• **Data shown**:
BEGIN
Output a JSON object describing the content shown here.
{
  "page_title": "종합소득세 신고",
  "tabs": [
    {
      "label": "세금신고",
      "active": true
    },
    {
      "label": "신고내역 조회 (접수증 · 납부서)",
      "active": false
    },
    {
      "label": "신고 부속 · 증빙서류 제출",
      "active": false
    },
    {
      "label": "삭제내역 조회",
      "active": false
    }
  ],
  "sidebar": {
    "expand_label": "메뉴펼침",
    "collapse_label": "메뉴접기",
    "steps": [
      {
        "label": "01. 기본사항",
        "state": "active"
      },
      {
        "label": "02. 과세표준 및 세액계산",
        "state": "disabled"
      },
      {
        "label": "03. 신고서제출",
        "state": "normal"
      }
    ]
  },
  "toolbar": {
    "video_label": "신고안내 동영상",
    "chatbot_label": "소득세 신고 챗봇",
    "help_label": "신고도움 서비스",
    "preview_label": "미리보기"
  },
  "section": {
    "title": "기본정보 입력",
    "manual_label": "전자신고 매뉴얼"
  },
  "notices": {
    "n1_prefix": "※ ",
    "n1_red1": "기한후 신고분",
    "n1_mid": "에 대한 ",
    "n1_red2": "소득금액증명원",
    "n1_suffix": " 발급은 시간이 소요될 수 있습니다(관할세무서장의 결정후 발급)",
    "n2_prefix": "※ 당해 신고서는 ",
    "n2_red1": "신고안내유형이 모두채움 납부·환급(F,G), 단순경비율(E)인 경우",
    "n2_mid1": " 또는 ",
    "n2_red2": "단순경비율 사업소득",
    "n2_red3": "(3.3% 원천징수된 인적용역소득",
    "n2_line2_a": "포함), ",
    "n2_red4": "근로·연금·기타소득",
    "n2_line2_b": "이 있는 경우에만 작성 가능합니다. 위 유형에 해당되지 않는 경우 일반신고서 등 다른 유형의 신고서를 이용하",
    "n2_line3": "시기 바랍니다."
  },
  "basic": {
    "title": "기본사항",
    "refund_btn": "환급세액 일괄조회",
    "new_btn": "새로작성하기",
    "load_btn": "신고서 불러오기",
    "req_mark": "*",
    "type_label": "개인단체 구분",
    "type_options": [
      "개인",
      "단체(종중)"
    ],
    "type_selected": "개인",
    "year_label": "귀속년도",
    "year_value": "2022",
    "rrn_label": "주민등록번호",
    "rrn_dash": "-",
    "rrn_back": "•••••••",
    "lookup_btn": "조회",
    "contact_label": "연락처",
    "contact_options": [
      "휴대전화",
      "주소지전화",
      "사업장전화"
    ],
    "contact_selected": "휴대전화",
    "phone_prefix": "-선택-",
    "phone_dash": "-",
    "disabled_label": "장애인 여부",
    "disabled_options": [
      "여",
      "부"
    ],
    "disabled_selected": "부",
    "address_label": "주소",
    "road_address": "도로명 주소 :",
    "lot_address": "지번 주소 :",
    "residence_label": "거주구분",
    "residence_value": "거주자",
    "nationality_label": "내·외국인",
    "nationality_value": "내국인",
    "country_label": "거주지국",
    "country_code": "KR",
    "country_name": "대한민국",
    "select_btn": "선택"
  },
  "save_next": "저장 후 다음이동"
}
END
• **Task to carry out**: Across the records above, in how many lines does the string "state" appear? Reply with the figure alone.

• **Problem solution**: 3